WORK INSTRUCTION — Below are the records. Gather each line that holds "První".

EXTRACTED RECORDS —
++++

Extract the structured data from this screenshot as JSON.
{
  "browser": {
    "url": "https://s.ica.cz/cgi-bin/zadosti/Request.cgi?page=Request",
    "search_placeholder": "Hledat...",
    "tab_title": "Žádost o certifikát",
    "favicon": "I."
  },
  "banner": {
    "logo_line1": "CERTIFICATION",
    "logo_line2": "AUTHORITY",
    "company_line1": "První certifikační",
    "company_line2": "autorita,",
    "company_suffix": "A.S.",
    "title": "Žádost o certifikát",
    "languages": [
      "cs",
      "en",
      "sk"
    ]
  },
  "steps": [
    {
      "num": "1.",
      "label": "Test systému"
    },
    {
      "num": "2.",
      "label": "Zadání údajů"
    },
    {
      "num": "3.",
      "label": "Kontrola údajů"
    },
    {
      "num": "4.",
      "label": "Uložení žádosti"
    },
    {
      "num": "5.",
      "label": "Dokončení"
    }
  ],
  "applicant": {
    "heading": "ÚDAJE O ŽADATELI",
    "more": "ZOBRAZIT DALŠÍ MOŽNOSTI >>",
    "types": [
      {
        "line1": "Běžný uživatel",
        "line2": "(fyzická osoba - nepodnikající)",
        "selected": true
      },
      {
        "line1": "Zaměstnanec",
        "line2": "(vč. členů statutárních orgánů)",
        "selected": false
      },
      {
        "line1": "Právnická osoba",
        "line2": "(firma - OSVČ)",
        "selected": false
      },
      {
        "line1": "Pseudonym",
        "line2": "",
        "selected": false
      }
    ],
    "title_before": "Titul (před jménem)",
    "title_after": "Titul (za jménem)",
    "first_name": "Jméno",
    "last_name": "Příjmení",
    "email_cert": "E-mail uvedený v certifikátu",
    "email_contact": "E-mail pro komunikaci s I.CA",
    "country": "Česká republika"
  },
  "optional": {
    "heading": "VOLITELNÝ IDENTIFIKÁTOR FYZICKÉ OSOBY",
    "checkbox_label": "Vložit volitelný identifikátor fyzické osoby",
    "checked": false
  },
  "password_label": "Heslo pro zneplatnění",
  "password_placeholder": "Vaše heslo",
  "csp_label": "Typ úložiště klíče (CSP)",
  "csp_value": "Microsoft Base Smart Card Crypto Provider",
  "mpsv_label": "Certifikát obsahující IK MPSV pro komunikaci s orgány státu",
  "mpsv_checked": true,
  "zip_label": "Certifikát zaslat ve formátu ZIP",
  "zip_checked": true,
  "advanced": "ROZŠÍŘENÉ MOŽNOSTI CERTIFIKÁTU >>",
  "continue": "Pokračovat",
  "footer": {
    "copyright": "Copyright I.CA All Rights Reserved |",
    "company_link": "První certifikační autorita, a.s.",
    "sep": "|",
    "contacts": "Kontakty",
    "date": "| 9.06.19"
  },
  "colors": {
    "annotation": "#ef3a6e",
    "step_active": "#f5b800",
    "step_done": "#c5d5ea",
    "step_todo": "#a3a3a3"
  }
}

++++

EXERCISE OUTPUT —
    "company_line1": "První certifikační",
    "company_link": "První certifikační autorita, a.s.",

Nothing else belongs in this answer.